• _Dataset_:
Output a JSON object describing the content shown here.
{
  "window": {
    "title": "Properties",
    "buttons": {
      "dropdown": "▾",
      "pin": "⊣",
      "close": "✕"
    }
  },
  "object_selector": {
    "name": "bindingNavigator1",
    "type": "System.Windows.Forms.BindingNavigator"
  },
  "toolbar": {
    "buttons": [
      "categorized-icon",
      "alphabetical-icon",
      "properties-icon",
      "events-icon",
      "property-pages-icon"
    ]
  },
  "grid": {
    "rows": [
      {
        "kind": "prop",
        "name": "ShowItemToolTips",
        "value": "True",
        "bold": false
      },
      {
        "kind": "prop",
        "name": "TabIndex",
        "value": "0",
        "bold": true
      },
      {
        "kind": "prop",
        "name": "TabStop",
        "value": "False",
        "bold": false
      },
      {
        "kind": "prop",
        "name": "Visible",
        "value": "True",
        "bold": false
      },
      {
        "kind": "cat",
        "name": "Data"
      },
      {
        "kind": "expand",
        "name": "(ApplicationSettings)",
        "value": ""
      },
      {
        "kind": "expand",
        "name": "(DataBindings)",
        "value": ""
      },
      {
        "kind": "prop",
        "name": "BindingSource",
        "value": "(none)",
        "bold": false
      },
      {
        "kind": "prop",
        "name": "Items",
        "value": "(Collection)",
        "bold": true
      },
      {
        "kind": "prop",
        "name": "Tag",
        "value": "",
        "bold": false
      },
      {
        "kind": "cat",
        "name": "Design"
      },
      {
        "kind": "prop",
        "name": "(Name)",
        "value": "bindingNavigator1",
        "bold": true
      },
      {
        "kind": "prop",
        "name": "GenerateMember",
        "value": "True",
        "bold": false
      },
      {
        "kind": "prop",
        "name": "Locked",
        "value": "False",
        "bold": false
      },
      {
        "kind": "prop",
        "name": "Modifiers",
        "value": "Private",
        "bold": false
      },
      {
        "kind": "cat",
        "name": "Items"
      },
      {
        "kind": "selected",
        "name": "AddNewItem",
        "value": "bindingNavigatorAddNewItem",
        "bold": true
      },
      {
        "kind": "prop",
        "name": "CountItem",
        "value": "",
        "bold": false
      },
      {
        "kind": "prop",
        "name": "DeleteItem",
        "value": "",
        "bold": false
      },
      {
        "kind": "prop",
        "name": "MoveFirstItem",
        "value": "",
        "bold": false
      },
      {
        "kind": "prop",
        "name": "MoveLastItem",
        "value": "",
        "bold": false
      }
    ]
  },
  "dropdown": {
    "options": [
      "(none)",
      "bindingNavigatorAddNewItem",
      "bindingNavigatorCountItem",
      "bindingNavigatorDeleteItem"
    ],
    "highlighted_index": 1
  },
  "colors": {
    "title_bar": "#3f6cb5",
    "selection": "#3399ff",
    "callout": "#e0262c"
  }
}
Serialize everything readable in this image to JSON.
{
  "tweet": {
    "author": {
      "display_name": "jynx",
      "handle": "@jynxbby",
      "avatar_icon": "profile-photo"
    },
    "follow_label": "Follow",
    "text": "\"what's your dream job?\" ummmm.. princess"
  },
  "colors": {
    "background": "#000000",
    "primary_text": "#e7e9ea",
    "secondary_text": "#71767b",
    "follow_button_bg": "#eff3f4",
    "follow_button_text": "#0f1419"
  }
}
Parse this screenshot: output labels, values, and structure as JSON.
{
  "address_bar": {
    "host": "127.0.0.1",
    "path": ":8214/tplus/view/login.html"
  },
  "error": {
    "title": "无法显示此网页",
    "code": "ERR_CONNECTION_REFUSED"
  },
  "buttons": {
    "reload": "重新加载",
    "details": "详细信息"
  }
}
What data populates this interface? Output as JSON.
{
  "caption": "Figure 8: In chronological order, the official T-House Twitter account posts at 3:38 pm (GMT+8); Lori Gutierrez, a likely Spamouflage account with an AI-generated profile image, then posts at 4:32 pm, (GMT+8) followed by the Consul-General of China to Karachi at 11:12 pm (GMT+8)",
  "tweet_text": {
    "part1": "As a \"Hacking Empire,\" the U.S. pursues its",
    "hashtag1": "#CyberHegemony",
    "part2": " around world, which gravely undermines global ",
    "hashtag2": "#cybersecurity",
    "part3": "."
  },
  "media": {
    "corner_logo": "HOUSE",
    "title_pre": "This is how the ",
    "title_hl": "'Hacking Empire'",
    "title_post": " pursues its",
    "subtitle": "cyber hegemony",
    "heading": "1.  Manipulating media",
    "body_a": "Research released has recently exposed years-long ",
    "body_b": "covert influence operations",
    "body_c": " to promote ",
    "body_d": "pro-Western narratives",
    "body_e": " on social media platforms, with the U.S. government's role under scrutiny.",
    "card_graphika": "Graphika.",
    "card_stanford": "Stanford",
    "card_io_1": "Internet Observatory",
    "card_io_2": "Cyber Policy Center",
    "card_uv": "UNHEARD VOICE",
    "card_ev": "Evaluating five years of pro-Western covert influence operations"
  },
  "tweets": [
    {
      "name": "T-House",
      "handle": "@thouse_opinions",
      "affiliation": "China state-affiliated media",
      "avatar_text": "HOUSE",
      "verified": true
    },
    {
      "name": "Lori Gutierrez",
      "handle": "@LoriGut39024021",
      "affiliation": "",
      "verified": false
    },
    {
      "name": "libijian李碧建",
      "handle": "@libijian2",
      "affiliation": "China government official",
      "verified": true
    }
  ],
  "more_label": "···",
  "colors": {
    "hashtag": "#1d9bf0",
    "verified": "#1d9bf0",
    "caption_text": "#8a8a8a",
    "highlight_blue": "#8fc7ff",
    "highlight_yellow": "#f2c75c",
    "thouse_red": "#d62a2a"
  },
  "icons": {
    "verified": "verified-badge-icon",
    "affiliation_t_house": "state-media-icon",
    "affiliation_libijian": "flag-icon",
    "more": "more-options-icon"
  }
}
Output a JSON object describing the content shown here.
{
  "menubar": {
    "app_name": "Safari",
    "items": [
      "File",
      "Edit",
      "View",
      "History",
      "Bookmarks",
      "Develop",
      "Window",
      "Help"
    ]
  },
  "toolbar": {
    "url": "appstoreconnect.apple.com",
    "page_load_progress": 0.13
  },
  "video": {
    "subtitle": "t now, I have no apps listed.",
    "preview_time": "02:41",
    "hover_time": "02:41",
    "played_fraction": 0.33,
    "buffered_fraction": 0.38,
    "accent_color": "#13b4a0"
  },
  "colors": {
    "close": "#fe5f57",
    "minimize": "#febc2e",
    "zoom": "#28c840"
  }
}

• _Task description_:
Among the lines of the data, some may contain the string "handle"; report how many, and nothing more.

• _Task response_:
4